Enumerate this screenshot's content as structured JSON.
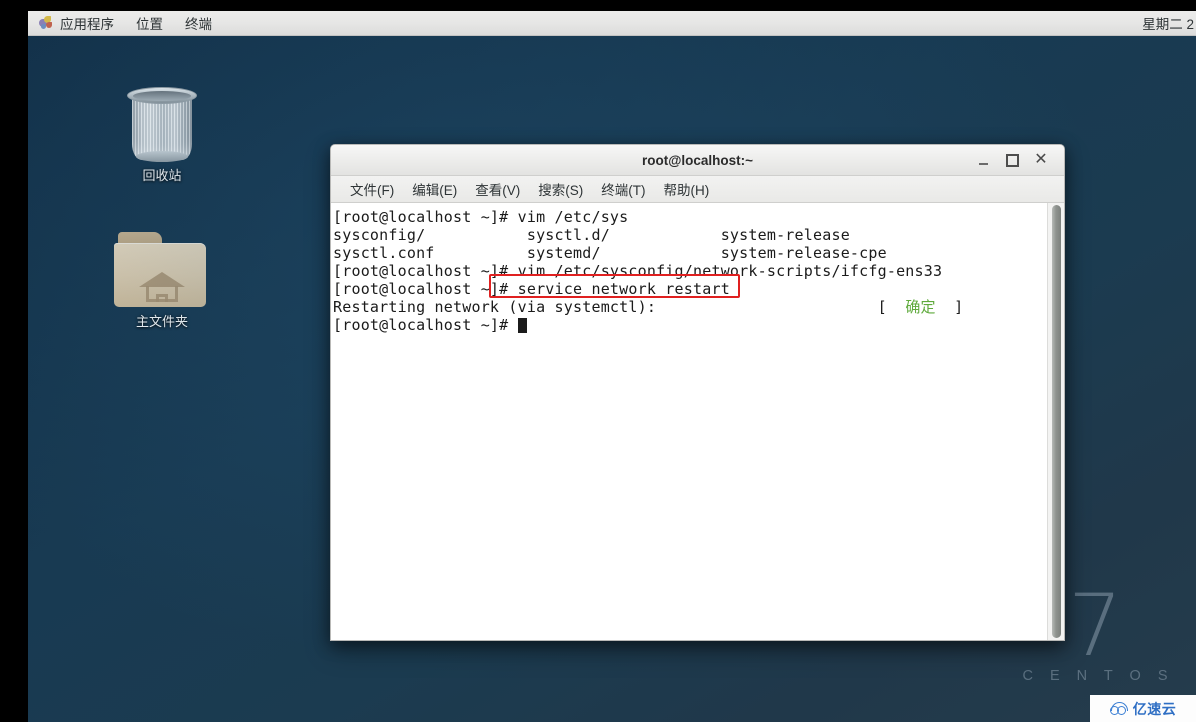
{
  "panel": {
    "logo_icon": "gnome-foot-icon",
    "items": [
      {
        "label": "应用程序"
      },
      {
        "label": "位置"
      },
      {
        "label": "终端"
      }
    ],
    "clock": "星期二 2"
  },
  "desktop": {
    "icons": [
      {
        "name": "trash",
        "label": "回收站",
        "icon": "trash-bin-icon"
      },
      {
        "name": "home",
        "label": "主文件夹",
        "icon": "home-folder-icon"
      }
    ],
    "watermark": {
      "version": "7",
      "product": "C E N T O S"
    },
    "badge": {
      "text": "亿速云",
      "icon": "cloud-logo-icon"
    }
  },
  "terminal": {
    "title": "root@localhost:~",
    "window_buttons": {
      "minimize": "_",
      "maximize": "□",
      "close": "✕"
    },
    "menu": [
      {
        "label": "文件(F)"
      },
      {
        "label": "编辑(E)"
      },
      {
        "label": "查看(V)"
      },
      {
        "label": "搜索(S)"
      },
      {
        "label": "终端(T)"
      },
      {
        "label": "帮助(H)"
      }
    ],
    "lines": {
      "l1": "[root@localhost ~]# vim /etc/sys",
      "l2": "sysconfig/           sysctl.d/            system-release",
      "l3": "sysctl.conf          systemd/             system-release-cpe",
      "l4": "[root@localhost ~]# vim /etc/sysconfig/network-scripts/ifcfg-ens33",
      "l5": "[root@localhost ~]# service network restart",
      "l6_pre": "Restarting network (via systemctl):                        [  ",
      "l6_status": "确定",
      "l6_post": "  ]",
      "l7": "[root@localhost ~]# "
    },
    "annotation": {
      "name": "red-highlight-box",
      "color": "#e02020",
      "target": "# service network restart"
    }
  }
}
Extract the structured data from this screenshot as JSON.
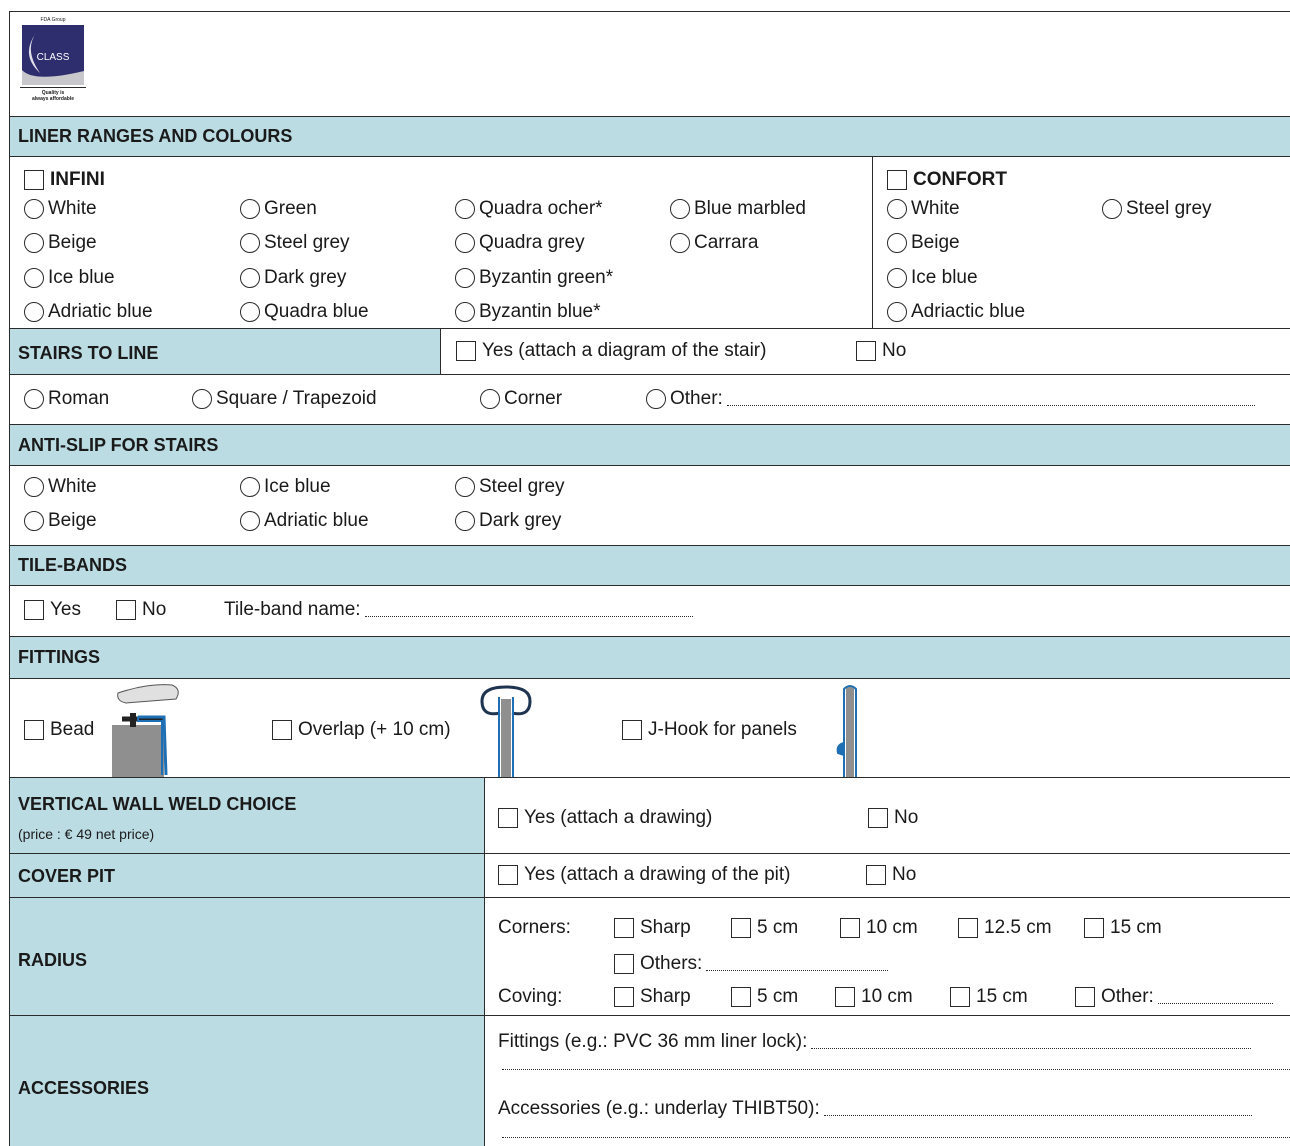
{
  "logo": {
    "group": "FDA Group",
    "brand": "CLASS",
    "tagline_1": "Quality is",
    "tagline_2": "always affordable"
  },
  "liner": {
    "header": "LINER RANGES AND COLOURS",
    "infini": {
      "label": "INFINI",
      "options": [
        "White",
        "Green",
        "Quadra ocher*",
        "Blue marbled",
        "Beige",
        "Steel grey",
        "Quadra grey",
        "Carrara",
        "Ice blue",
        "Dark grey",
        "Byzantin green*",
        "Adriatic blue",
        "Quadra blue",
        "Byzantin blue*"
      ]
    },
    "confort": {
      "label": "CONFORT",
      "options": [
        "White",
        "Steel grey",
        "Beige",
        "Ice blue",
        "Adriactic blue"
      ]
    }
  },
  "stairs": {
    "header": "STAIRS TO LINE",
    "yes": "Yes (attach a diagram of the stair)",
    "no": "No",
    "types": [
      "Roman",
      "Square / Trapezoid",
      "Corner",
      "Other:"
    ]
  },
  "antislip": {
    "header": "ANTI-SLIP FOR STAIRS",
    "options": [
      "White",
      "Ice blue",
      "Steel grey",
      "Beige",
      "Adriatic blue",
      "Dark grey"
    ]
  },
  "tilebands": {
    "header": "TILE-BANDS",
    "yes": "Yes",
    "no": "No",
    "name_label": "Tile-band name:"
  },
  "fittings": {
    "header": "FITTINGS",
    "bead": "Bead",
    "overlap": "Overlap (+ 10 cm)",
    "jhook": "J-Hook for panels"
  },
  "weld": {
    "label": "VERTICAL WALL WELD CHOICE",
    "price": "(price : € 49 net price)",
    "yes": "Yes (attach a drawing)",
    "no": "No"
  },
  "coverpit": {
    "label": "COVER PIT",
    "yes": "Yes (attach a drawing of the pit)",
    "no": "No"
  },
  "radius": {
    "label": "RADIUS",
    "corners_label": "Corners:",
    "corners": [
      "Sharp",
      "5 cm",
      "10 cm",
      "12.5 cm",
      "15 cm"
    ],
    "others": "Others:",
    "coving_label": "Coving:",
    "coving": [
      "Sharp",
      "5 cm",
      "10 cm",
      "15 cm",
      "Other:"
    ]
  },
  "accessories": {
    "label": "ACCESSORIES",
    "fittings_line": "Fittings (e.g.: PVC 36 mm liner lock):",
    "accessories_line": "Accessories (e.g.: underlay THIBT50):"
  },
  "colors": {
    "header_bg": "#bcdce4",
    "brand_navy": "#2e2d6e",
    "brand_grey": "#c8c8cc",
    "fitting_blue": "#1f6fb5"
  }
}
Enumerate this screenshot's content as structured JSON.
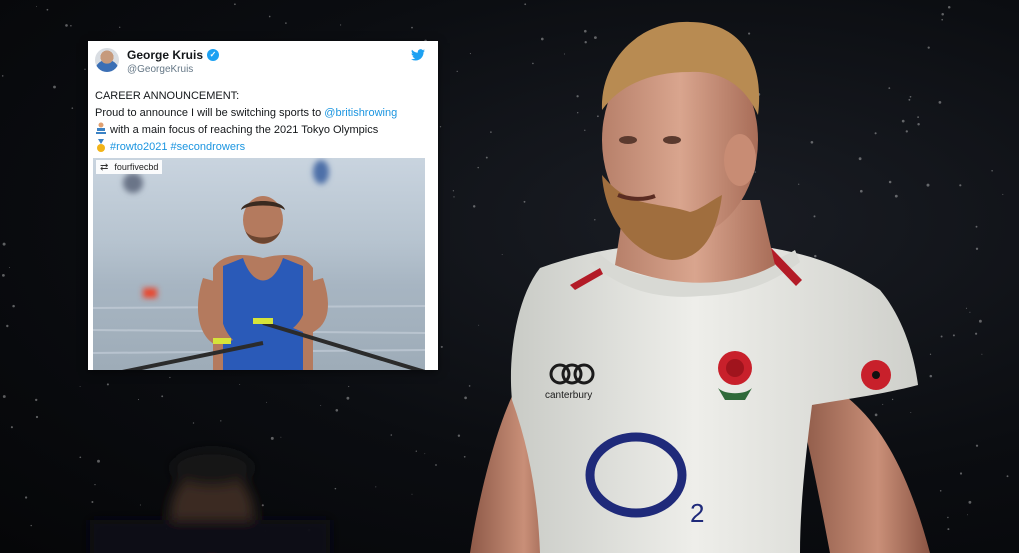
{
  "tweet": {
    "name": "George Kruis",
    "handle": "@GeorgeKruis",
    "line1": "CAREER ANNOUNCEMENT:",
    "line2_text": "Proud to announce I will be switching sports to ",
    "line2_link": "@britishrowing",
    "line3_text": "with a main focus of reaching the 2021 Tokyo Olympics",
    "hashtags": "#rowto2021 #secondrowers",
    "repost_user": "fourfivecbd"
  },
  "jersey": {
    "brand": "canterbury",
    "sponsor": "O",
    "sponsor_sub": "2"
  },
  "colors": {
    "twitter_blue": "#1da1f2",
    "link_blue": "#1b95e0",
    "jersey_white": "#e8e9e6",
    "sponsor_navy": "#1f2a7a",
    "rose_red": "#c8202b"
  }
}
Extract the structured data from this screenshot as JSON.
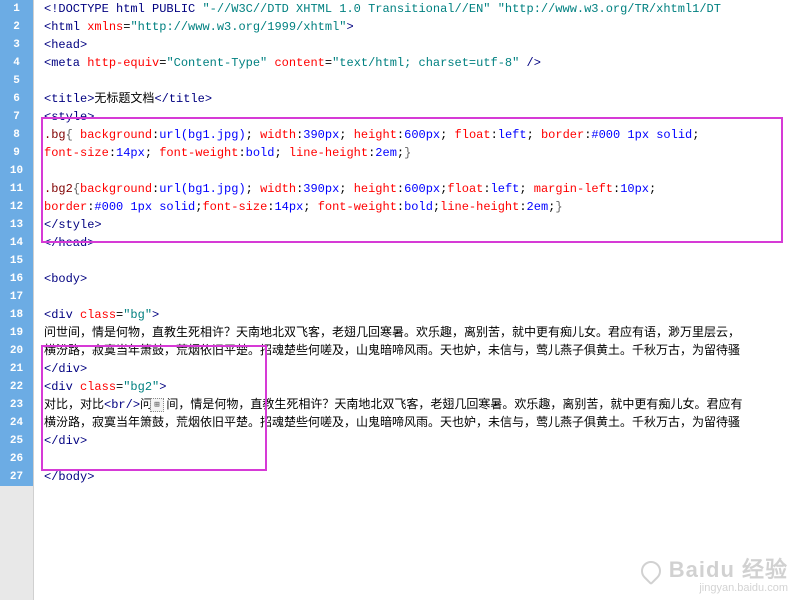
{
  "total_lines": 27,
  "lines": [
    {
      "n": 1,
      "html": "<span class='t-punc'>&lt;!</span><span class='t-tag'>DOCTYPE html PUBLIC</span> <span class='t-str'>\"-//W3C//DTD XHTML 1.0 Transitional//EN\"</span> <span class='t-str'>\"http://www.w3.org/TR/xhtml1/DT</span>"
    },
    {
      "n": 2,
      "html": "<span class='t-punc'>&lt;</span><span class='t-tag'>html</span> <span class='t-attn'>xmlns</span>=<span class='t-str'>\"http://www.w3.org/1999/xhtml\"</span><span class='t-punc'>&gt;</span>"
    },
    {
      "n": 3,
      "html": "<span class='t-punc'>&lt;</span><span class='t-tag'>head</span><span class='t-punc'>&gt;</span>"
    },
    {
      "n": 4,
      "html": "<span class='t-punc'>&lt;</span><span class='t-tag'>meta</span> <span class='t-attn'>http-equiv</span>=<span class='t-str'>\"Content-Type\"</span> <span class='t-attn'>content</span>=<span class='t-str'>\"text/html; charset=utf-8\"</span> <span class='t-punc'>/&gt;</span>"
    },
    {
      "n": 5,
      "html": ""
    },
    {
      "n": 6,
      "html": "<span class='t-punc'>&lt;</span><span class='t-tag'>title</span><span class='t-punc'>&gt;</span><span class='t-text'>无标题文档</span><span class='t-punc'>&lt;/</span><span class='t-tag'>title</span><span class='t-punc'>&gt;</span>"
    },
    {
      "n": 7,
      "html": "<span class='t-punc'>&lt;</span><span class='t-tag'>style</span><span class='t-punc'>&gt;</span>"
    },
    {
      "n": 8,
      "html": "<span class='t-css-sel'>.bg</span><span class='t-brace'>{</span> <span class='t-css-prop'>background</span>:<span class='t-css-val'>url(bg1.jpg)</span>; <span class='t-css-prop'>width</span>:<span class='t-css-val'>390px</span>; <span class='t-css-prop'>height</span>:<span class='t-css-val'>600px</span>; <span class='t-css-prop'>float</span>:<span class='t-css-val'>left</span>; <span class='t-css-prop'>border</span>:<span class='t-css-val'>#000 1px solid</span>;"
    },
    {
      "n": 9,
      "html": "<span class='t-css-prop'>font-size</span>:<span class='t-css-val'>14px</span>; <span class='t-css-prop'>font-weight</span>:<span class='t-css-val'>bold</span>; <span class='t-css-prop'>line-height</span>:<span class='t-css-val'>2em</span>;<span class='t-brace'>}</span>"
    },
    {
      "n": 10,
      "html": ""
    },
    {
      "n": 11,
      "html": "<span class='t-css-sel'>.bg2</span><span class='t-brace'>{</span><span class='t-css-prop'>background</span>:<span class='t-css-val'>url(bg1.jpg)</span>; <span class='t-css-prop'>width</span>:<span class='t-css-val'>390px</span>; <span class='t-css-prop'>height</span>:<span class='t-css-val'>600px</span>;<span class='t-css-prop'>float</span>:<span class='t-css-val'>left</span>; <span class='t-css-prop'>margin-left</span>:<span class='t-css-val'>10px</span>;"
    },
    {
      "n": 12,
      "html": "<span class='t-css-prop'>border</span>:<span class='t-css-val'>#000 1px solid</span>;<span class='t-css-prop'>font-size</span>:<span class='t-css-val'>14px</span>; <span class='t-css-prop'>font-weight</span>:<span class='t-css-val'>bold</span>;<span class='t-css-prop'>line-height</span>:<span class='t-css-val'>2em</span>;<span class='t-brace'>}</span>"
    },
    {
      "n": 13,
      "html": "<span class='t-punc'>&lt;/</span><span class='t-tag'>style</span><span class='t-punc'>&gt;</span>"
    },
    {
      "n": 14,
      "html": "<span class='t-punc'>&lt;/</span><span class='t-tag'>head</span><span class='t-punc'>&gt;</span>"
    },
    {
      "n": 15,
      "html": ""
    },
    {
      "n": 16,
      "html": "<span class='t-punc'>&lt;</span><span class='t-tag'>body</span><span class='t-punc'>&gt;</span>"
    },
    {
      "n": 17,
      "html": ""
    },
    {
      "n": 18,
      "html": "<span class='t-punc'>&lt;</span><span class='t-tag'>div</span> <span class='t-attn'>class</span>=<span class='t-str'>\"bg\"</span><span class='t-punc'>&gt;</span>"
    },
    {
      "n": 19,
      "html": "<span class='t-text'>问世间，情是何物，直教生死相许？天南地北双飞客，老翅几回寒暑。欢乐趣，离别苦，就中更有痴儿女。君应有语，渺万里层云，</span>"
    },
    {
      "n": 20,
      "html": "<span class='t-text'>横汾路，寂寞当年箫鼓，荒烟依旧平楚。招魂楚些何嗟及，山鬼暗啼风雨。天也妒，未信与，莺儿燕子俱黄土。千秋万古，为留待骚</span>"
    },
    {
      "n": 21,
      "html": "<span class='t-punc'>&lt;/</span><span class='t-tag'>div</span><span class='t-punc'>&gt;</span>"
    },
    {
      "n": 22,
      "html": "<span class='t-punc'>&lt;</span><span class='t-tag'>div</span> <span class='t-attn'>class</span>=<span class='t-str'>\"bg2\"</span><span class='t-punc'>&gt;</span>"
    },
    {
      "n": 23,
      "html": "<span class='t-text'>对比，对比</span><span class='t-punc'>&lt;</span><span class='t-tag'>br</span><span class='t-punc'>/&gt;</span><span class='t-text'>问&nbsp;&nbsp;间，情是何物，直教生死相许？天南地北双飞客，老翅几回寒暑。欢乐趣，离别苦，就中更有痴儿女。君应有</span>"
    },
    {
      "n": 24,
      "html": "<span class='t-text'>横汾路，寂寞当年箫鼓，荒烟依旧平楚。招魂楚些何嗟及，山鬼暗啼风雨。天也妒，未信与，莺儿燕子俱黄土。千秋万古，为留待骚</span>"
    },
    {
      "n": 25,
      "html": "<span class='t-punc'>&lt;/</span><span class='t-tag'>div</span><span class='t-punc'>&gt;</span>"
    },
    {
      "n": 26,
      "html": ""
    },
    {
      "n": 27,
      "html": "<span class='t-punc'>&lt;/</span><span class='t-tag'>body</span><span class='t-punc'>&gt;</span>"
    }
  ],
  "watermark": {
    "main": "Baidu 经验",
    "sub": "jingyan.baidu.com"
  },
  "cursor_glyph": "⊞"
}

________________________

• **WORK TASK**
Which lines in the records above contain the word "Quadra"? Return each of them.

• **OUTPUT OF THE EXERCISE**
        "Quadra ocher*",
        "Quadra grey",
        "Quadra blue",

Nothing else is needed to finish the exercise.